Description of the task: Show the lines below that contain the string "Ольга".

Recorded data:

· · · · · · ·

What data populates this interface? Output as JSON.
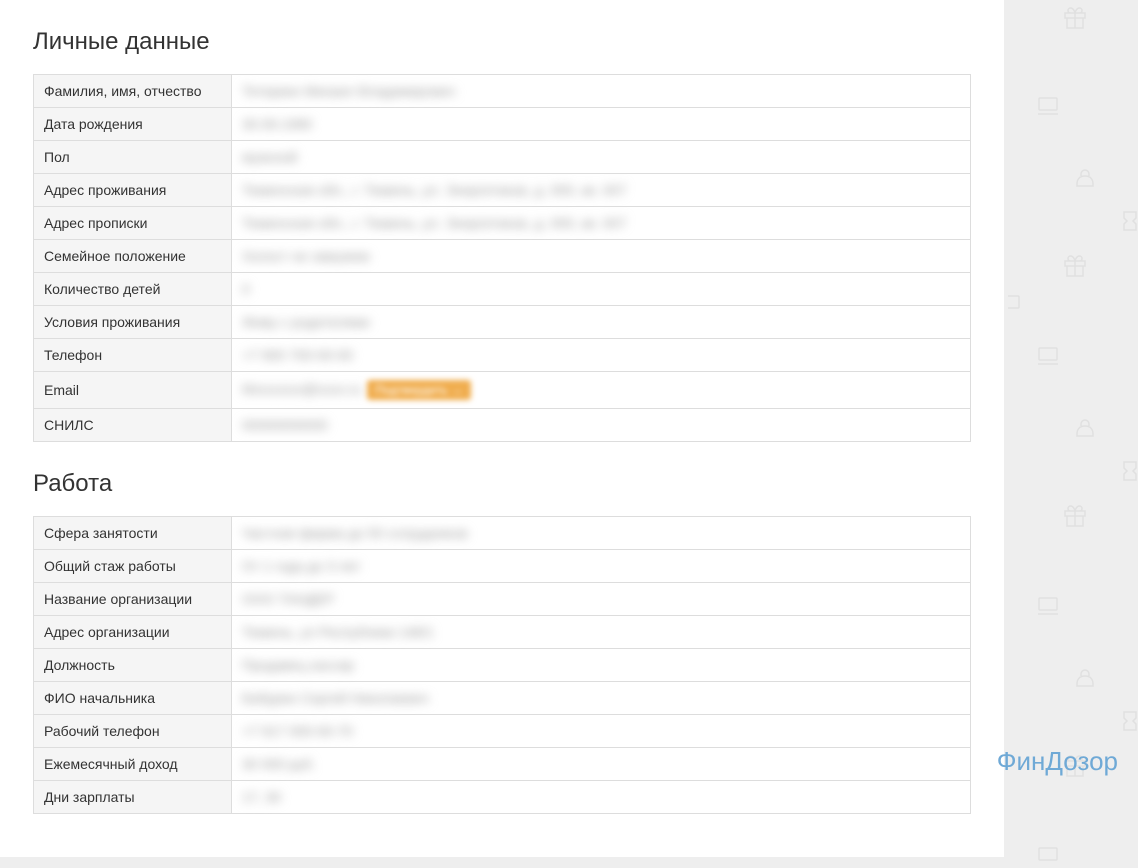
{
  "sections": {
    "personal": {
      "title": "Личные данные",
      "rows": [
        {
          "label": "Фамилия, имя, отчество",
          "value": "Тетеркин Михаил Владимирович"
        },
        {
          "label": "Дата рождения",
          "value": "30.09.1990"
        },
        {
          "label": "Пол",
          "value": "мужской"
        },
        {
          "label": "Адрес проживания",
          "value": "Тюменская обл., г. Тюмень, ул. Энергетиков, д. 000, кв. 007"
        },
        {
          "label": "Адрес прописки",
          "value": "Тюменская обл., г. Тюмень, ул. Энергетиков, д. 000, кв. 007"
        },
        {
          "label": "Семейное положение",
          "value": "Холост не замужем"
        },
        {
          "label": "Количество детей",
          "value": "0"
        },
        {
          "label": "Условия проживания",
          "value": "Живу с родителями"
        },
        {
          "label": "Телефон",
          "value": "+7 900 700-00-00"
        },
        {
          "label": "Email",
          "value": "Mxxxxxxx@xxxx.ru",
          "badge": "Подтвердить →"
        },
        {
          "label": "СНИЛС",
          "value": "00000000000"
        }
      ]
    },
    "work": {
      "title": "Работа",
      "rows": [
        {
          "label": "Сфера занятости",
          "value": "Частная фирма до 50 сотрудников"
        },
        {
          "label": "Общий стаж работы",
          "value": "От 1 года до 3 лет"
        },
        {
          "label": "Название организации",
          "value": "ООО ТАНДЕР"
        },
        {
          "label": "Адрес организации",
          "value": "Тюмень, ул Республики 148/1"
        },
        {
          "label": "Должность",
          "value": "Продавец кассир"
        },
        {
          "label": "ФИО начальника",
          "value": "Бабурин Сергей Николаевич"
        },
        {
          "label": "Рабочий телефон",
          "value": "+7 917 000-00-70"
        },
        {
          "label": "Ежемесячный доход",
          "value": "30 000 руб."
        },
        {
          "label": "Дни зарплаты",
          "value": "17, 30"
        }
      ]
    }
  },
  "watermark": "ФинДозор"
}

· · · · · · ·

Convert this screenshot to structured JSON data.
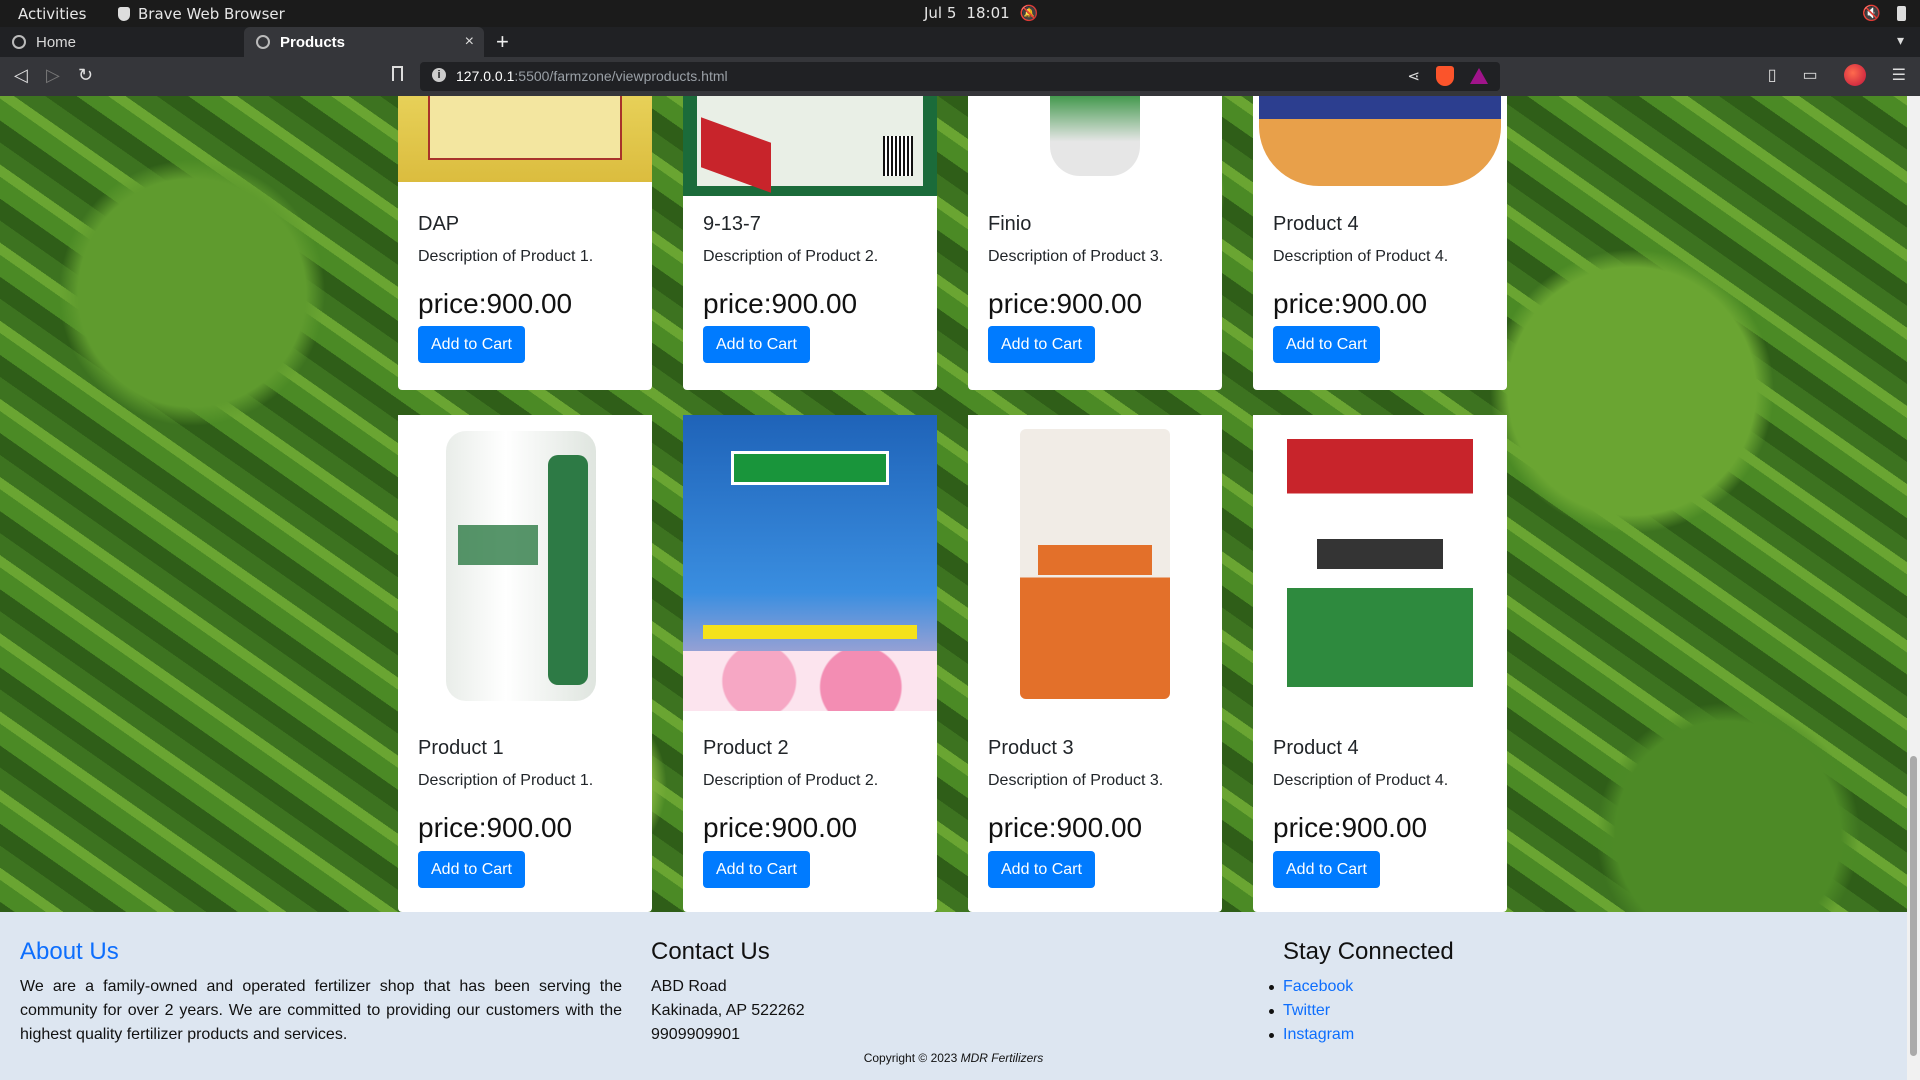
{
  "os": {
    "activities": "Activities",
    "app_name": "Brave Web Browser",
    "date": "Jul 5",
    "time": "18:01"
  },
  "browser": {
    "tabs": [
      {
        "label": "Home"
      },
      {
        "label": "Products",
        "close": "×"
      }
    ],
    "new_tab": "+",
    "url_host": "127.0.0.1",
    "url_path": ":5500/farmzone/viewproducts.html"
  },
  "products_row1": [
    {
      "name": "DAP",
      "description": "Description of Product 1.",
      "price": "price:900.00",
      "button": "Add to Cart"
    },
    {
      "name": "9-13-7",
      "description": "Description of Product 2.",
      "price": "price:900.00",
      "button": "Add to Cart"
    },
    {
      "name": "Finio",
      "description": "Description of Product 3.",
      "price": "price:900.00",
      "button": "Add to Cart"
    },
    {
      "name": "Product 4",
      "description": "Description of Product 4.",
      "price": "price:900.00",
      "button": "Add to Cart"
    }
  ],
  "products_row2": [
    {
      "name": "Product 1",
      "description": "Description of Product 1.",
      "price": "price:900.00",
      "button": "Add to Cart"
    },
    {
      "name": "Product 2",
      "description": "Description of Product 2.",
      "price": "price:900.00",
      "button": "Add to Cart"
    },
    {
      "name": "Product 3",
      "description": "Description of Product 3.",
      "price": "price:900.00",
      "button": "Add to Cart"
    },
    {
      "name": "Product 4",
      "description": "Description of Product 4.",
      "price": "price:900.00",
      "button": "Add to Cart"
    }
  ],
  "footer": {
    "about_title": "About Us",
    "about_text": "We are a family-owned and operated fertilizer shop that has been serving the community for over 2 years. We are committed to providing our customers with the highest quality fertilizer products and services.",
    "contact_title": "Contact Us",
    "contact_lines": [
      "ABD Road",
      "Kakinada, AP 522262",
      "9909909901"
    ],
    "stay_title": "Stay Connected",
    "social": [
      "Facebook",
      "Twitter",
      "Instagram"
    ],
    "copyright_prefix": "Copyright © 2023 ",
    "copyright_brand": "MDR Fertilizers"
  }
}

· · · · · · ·

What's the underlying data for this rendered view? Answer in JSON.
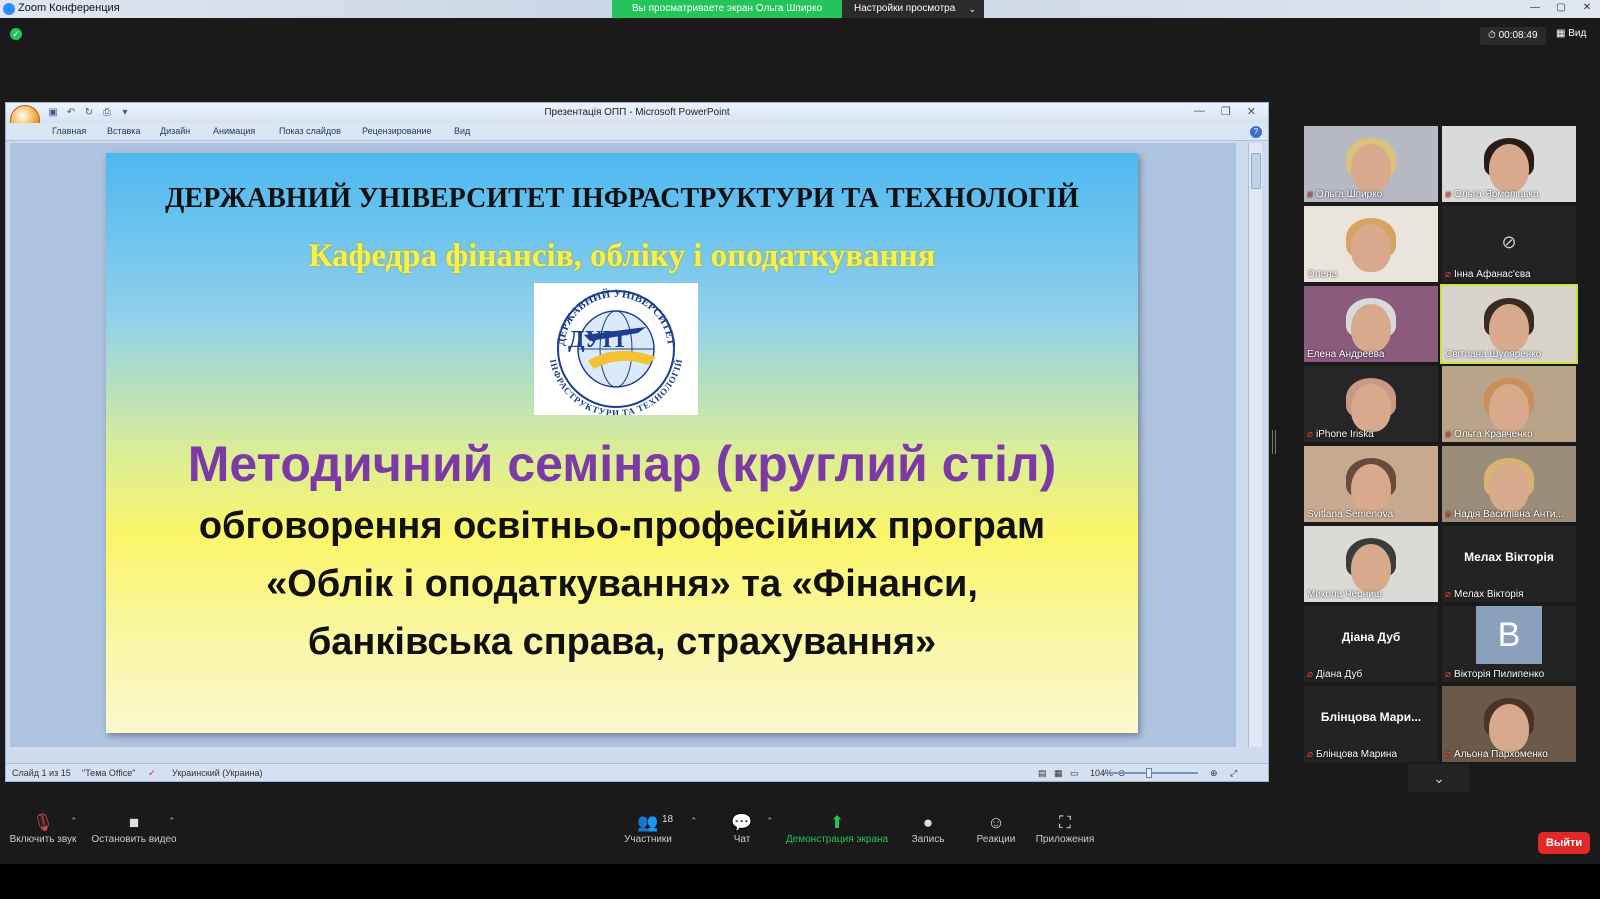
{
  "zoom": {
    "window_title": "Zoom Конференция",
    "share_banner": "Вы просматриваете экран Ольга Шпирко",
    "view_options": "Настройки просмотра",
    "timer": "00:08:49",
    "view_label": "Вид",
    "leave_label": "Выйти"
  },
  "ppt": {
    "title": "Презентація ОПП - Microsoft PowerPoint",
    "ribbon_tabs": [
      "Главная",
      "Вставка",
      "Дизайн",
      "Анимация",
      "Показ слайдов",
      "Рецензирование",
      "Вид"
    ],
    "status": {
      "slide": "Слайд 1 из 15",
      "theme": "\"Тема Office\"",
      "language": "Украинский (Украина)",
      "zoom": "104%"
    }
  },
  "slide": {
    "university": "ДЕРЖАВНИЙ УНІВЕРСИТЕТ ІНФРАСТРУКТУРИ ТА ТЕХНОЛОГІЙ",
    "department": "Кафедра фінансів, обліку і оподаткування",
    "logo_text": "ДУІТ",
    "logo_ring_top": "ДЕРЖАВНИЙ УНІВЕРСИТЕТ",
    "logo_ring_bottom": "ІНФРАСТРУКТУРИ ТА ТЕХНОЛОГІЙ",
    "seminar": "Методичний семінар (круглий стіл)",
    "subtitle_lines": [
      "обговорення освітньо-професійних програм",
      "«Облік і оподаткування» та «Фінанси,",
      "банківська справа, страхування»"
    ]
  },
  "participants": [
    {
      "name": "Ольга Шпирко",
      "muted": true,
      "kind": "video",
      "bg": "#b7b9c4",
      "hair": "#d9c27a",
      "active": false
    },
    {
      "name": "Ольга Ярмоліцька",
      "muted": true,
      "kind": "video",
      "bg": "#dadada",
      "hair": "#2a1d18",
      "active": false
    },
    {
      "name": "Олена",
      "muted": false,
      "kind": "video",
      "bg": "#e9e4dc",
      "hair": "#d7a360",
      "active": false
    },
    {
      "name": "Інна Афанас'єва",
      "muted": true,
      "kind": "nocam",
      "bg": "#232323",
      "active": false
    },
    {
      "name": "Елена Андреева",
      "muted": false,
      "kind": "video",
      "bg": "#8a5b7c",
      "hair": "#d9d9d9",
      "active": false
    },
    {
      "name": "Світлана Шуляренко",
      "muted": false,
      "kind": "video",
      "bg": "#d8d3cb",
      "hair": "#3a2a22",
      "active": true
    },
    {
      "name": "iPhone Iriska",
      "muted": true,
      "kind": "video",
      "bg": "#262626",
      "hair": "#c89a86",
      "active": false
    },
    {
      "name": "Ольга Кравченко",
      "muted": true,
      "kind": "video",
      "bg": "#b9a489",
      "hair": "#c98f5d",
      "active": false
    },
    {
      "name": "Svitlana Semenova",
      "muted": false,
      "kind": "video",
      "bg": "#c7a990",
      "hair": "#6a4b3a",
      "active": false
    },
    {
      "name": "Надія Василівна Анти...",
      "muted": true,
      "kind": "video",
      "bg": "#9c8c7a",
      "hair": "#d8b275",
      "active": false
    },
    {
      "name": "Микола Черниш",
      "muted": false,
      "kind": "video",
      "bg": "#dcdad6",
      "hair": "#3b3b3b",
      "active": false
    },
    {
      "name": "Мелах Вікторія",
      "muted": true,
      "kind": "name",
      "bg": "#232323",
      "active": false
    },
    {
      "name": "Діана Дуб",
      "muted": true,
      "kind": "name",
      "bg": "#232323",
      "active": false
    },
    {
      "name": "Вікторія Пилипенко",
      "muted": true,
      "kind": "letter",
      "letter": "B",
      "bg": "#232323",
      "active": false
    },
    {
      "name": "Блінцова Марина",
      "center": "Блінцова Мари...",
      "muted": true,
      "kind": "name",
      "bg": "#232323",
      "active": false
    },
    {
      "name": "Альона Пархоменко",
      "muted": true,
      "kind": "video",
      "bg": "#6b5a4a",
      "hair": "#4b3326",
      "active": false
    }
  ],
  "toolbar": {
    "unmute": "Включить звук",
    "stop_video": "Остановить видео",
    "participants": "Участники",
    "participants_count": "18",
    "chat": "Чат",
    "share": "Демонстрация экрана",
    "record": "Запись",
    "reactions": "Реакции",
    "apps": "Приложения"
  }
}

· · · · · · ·

Response area:
    "share_banner": "Вы просматриваете экран Ольга Шпирко",
      "name": "Ольга Шпирко",
      "name": "Ольга Ярмоліцька",
      "name": "Ольга Кравченко",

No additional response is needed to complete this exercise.